The impact on student learning will not be attained without ambiguity and chaos due to the “messy” nature of change. Teachers will need the opportunity to experiment with the innovation, stay-at-homes and settlers will be slow in implementing the innovation in their classrooms, and saboteurs will look for opportunities to derail the progress. Once again, Fullan’s thinking must be applied — a leader with a strong moral compass will guide staff through these challenges while entrusting them with the opportunity to learn from mistakes that are inevitable from a new endeavor. A leader must continually offer the hope, enthusiasm, and energy required to help an organization ‘stay the course’ (sustain) through the murky waters of change to find the ‘safe harbor’ (desired outcome).
In the end, one must measure the impact of change upon the school. Thomas Guskey, in Evaluating Professional Development, describes five key areas to assess in evaluating professional development and change:
- Participants’ reactions
- Participants’ learning
- Organization support and change
- Participants’ use of new knowledge and skills
- Student learning outcomes
The organization must come to terms with where staff members fall on the Stages of Concern continuum in order to determine how well they became accustomed to the change. This provides an effective evaluation method while determining future needs of the staff. In addition, anecdotal evidence must accompany the data from the CBAM evaluations to get a broader sense of the participants’ reactions to the innovation. Observations by administrators and mentors that demonstrate how participants have applied the new knowledge and skills would be valuable, as would analysis of relevant student data to shed light on the system’s effectiveness in adopting the change.
Guskey enjoys sprinkling memorable quotes throughout his book to heighten the reader’s understanding of the text. One such quote bears relevance to realistic expectations for change implementation:
It is a mystery why adults expect perfection from children. Few grown-up can get through a whole day without making at least one mistake. -Marcelene Cox
Leaders who effectively lead change keep the essence of this quote in their hearts and minds as they manage innovation within their schools. Change must be messy to work, and experimentation must be championed to provide fruitful opportunities for growth.
Barth, R.S. (2001) Learning by Heart. San Francisco, CA: Jossey-Bass.
DuFour, R., & Eaker, R. (1998) Professional Learning Communities at Work. Bloomington, IN: National Educational Service.
Fullan, M. (2000) Leading in a Culture of Change. San Francisco, CA: Jossey-Bass.
Guskey, T.R. (2000) Evaluating Professional Development. Thousand Oaks, CA: Corwin Press.
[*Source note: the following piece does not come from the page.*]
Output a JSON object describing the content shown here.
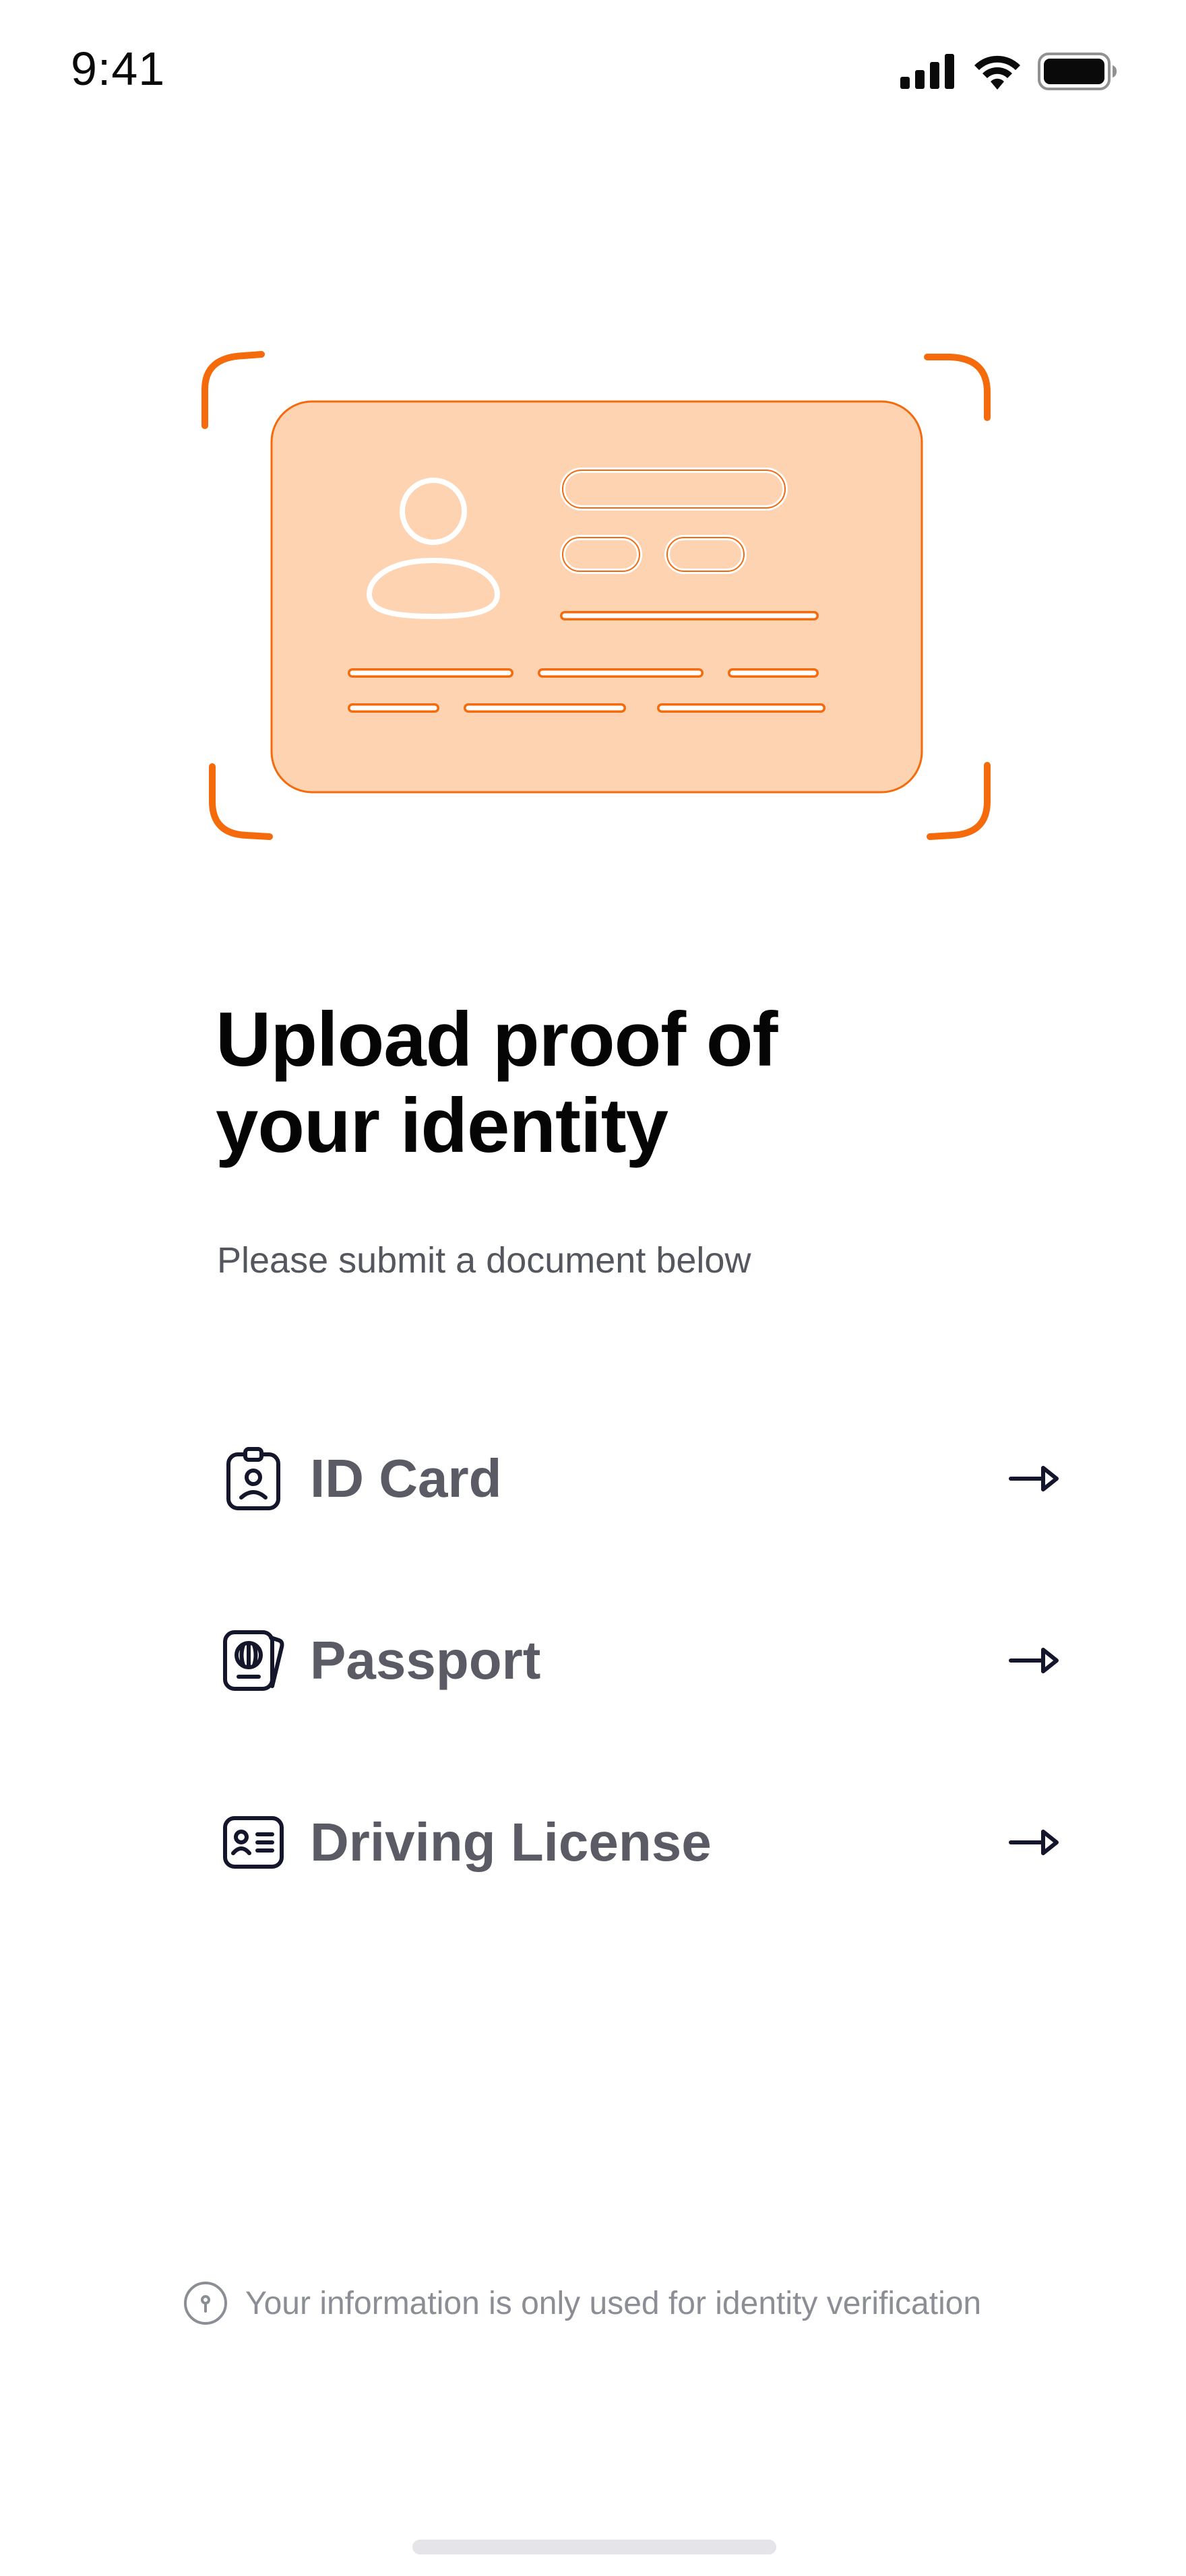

Kouzes, J.M., & Posner, B.Z. (1998) Encouraging the Heart: A Leader’s Guide to Rewarding and Recognizing Others. San Francisco, CA: Jossey-Bass
Schlechty, P.C. (1997) Inventing Better Schools. San Francisco, CA: Jossey-Bass.
Email:Benjamin B. Rudd